What the task requires
Among the lines of the records, please find those that contain the word "floor" and copy them.

Dataset content
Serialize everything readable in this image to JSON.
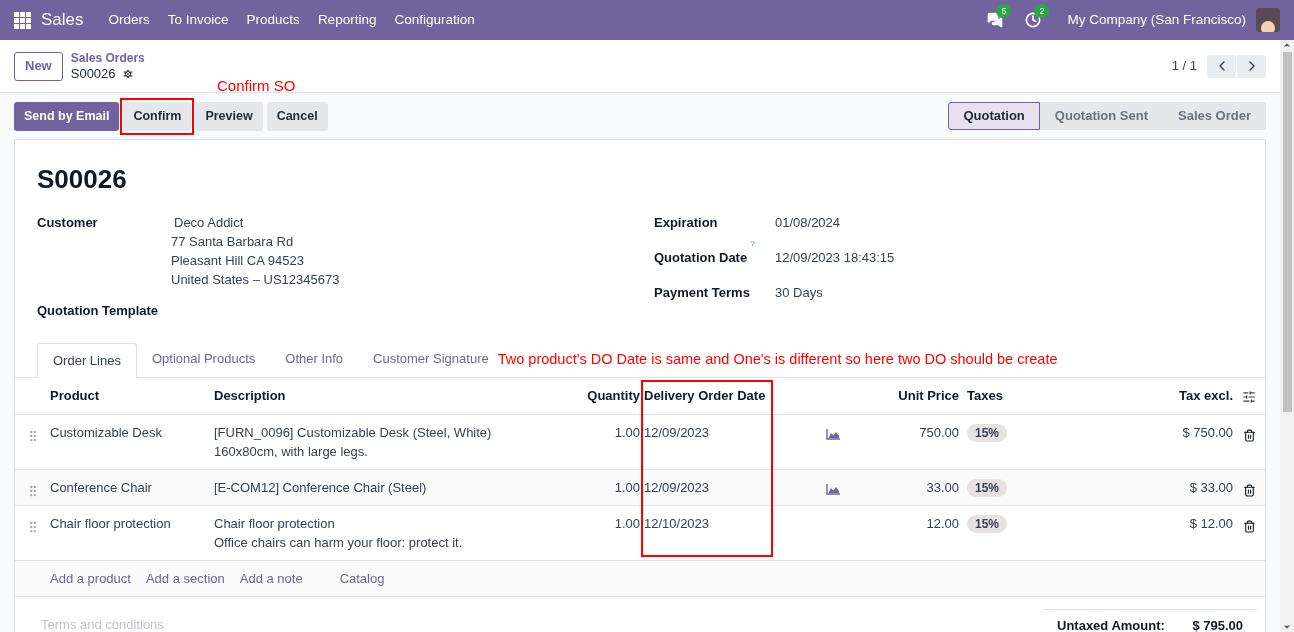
{
  "navbar": {
    "app": "Sales",
    "menu": [
      "Orders",
      "To Invoice",
      "Products",
      "Reporting",
      "Configuration"
    ],
    "messages_count": "5",
    "activities_count": "2",
    "company": "My Company (San Francisco)"
  },
  "control_panel": {
    "new_button": "New",
    "breadcrumb_parent": "Sales Orders",
    "record": "S00026",
    "pager": "1 / 1"
  },
  "actions": [
    {
      "label": "Send by Email",
      "kind": "primary",
      "highlighted": false
    },
    {
      "label": "Confirm",
      "kind": "secondary",
      "highlighted": true
    },
    {
      "label": "Preview",
      "kind": "secondary",
      "highlighted": false
    },
    {
      "label": "Cancel",
      "kind": "secondary",
      "highlighted": false
    }
  ],
  "confirm_note": "Confirm SO",
  "status_steps": [
    {
      "label": "Quotation",
      "selected": true
    },
    {
      "label": "Quotation Sent",
      "selected": false
    },
    {
      "label": "Sales Order",
      "selected": false
    }
  ],
  "form": {
    "title": "S00026",
    "customer": {
      "label": "Customer",
      "name": "Deco Addict",
      "address": [
        "77 Santa Barbara Rd",
        "Pleasant Hill CA 94523",
        "United States – US12345673"
      ]
    },
    "quotation_template": {
      "label": "Quotation Template"
    },
    "right_fields": [
      {
        "label": "Expiration",
        "value": "01/08/2024",
        "help": false
      },
      {
        "label": "Quotation Date",
        "value": "12/09/2023 18:43:15",
        "help": true
      },
      {
        "label": "Payment Terms",
        "value": "30 Days",
        "help": false
      }
    ]
  },
  "help_mark": "?",
  "tabs": [
    {
      "label": "Order Lines",
      "selected": true
    },
    {
      "label": "Optional Products",
      "selected": false
    },
    {
      "label": "Other Info",
      "selected": false
    },
    {
      "label": "Customer Signature",
      "selected": false
    }
  ],
  "tabs_note": "Two product's DO Date is same and One's is different so here two DO should be create",
  "table": {
    "columns": [
      "Product",
      "Description",
      "Quantity",
      "Delivery Order Date",
      "Unit Price",
      "Taxes",
      "Tax excl."
    ],
    "rows": [
      {
        "product": "Customizable Desk",
        "description": [
          "[FURN_0096] Customizable Desk (Steel, White)",
          "160x80cm, with large legs."
        ],
        "quantity": "1.00",
        "delivery_date": "12/09/2023",
        "forecast_icon": true,
        "unit_price": "750.00",
        "taxes": "15%",
        "subtotal": "$ 750.00"
      },
      {
        "product": "Conference Chair",
        "description": [
          "[E-COM12] Conference Chair (Steel)"
        ],
        "quantity": "1.00",
        "delivery_date": "12/09/2023",
        "forecast_icon": true,
        "unit_price": "33.00",
        "taxes": "15%",
        "subtotal": "$ 33.00"
      },
      {
        "product": "Chair floor protection",
        "description": [
          "Chair floor protection",
          "Office chairs can harm your floor: protect it."
        ],
        "quantity": "1.00",
        "delivery_date": "12/10/2023",
        "forecast_icon": false,
        "unit_price": "12.00",
        "taxes": "15%",
        "subtotal": "$ 12.00"
      }
    ],
    "add_links": [
      "Add a product",
      "Add a section",
      "Add a note",
      "Catalog"
    ]
  },
  "footer": {
    "terms_placeholder": "Terms and conditions",
    "untaxed_label": "Untaxed Amount:",
    "untaxed_value": "$ 795.00"
  }
}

Your solution
        "product": "Chair floor protection",
          "Chair floor protection",
          "Office chairs can harm your floor: protect it."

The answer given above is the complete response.